NEW YORK MTV Networks believes it has found a better answer for short-form online video advertising than the derided 30-second pre-roll: very short video spots (five seconds long) accompanied by corresponding but slightly delayed display ads.
The company this week disclosed the results of an elaborate study on online video advertising called Project Inform. That effort sought to find a better ad standard for the burgeoning medium, preferably one that combined brand effectiveness with user tolerance. The extensive project, conceived more than a year ago, was conducted in partnership with research firm InsightExpress and employed the services of Web video technology firm Panache.
MTVN started with over 20 ad unit possibilities. By early 2009, it had boiled down its list of potential ad formats to three, including the classic pre-roll. Another unit was called the Lower 1/3 Product Suite, which combines five-second pre-rolls with transparent Flash ads that take over the bottom third of users’ video screens only after 10 seconds of content has streamed. The other unit was dubbed the Sideloader Product Suite, which also utilizes five-second spots and delayed animated display ads appearing at the side of the video player.
From January through April of this year, MTVN began testing the three placements on its collection of sites, including MTV.com, ComedyCentral.com and CMT.com. The test used 50 million streams of ad inventory for three different advertisers, including a movie studio, a packaged-goods provider and a grocery brand. The results indicated that while pre-rolls performed fairly well, the Lower 1/3 scored best when it came to classic metrics like unaided awareness, aided awareness and purchase intent.
That approach was crucial, according to Nada Stirratt, MTVN evp of digital advertising, who said that Project Inform was specifically designed to study the power of brand advertising — and not direct response — in Web video. Yet it also had to yield actionable data. “The premise was to find out what you need to activate a consumer response to a marketer’s message,” she said.
And MTVN deliberately zeroed in on short-form video and casual games — content types that continue to explode in user popularity, but often fall short when it comes to monetization. “Everybody talks about long form,” Stirratt said. “That was our bias: ‘How do we make these [shorter] experiences work for advertisers?’ The goal was to find the perfect balance between an ad unit that is effective in moving the needle and an ad unit that is likable.”
Why do people like the Lower 1/3 unit? It’s hard to say definitively, but Stirratt theorized that it has something to do with the lag between the short five-second pre-roll and the display unit, which appears 10 seconds later. Using that setup, “You already have a favorable impression of a brand, and people are really engrossed in content. And they are still able to interact if they want,” she said.

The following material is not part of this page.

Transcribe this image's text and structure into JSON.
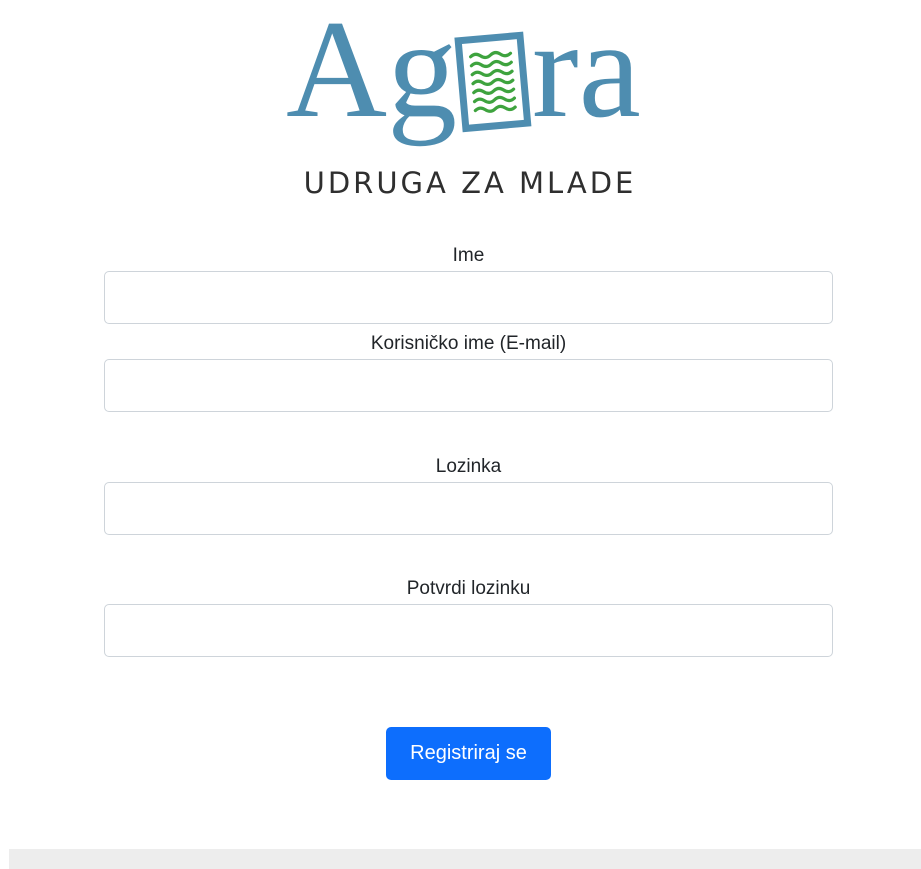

MTVN’s goal with Project Inform in some ways mirrors the research work being done by Publicis’ VivaKi and a host of prominent partners in The Pool — which is also aimed at establishing a better industry standard for Web video. But MTVN has declined to participate in The Pool, instead pushing forward in search of its own answer.
“Obviously, we need agencies and clients on board [creating original online video ads],” Stirratt said. “The win for the industry is when people start creating things for this medium instead of for other media.”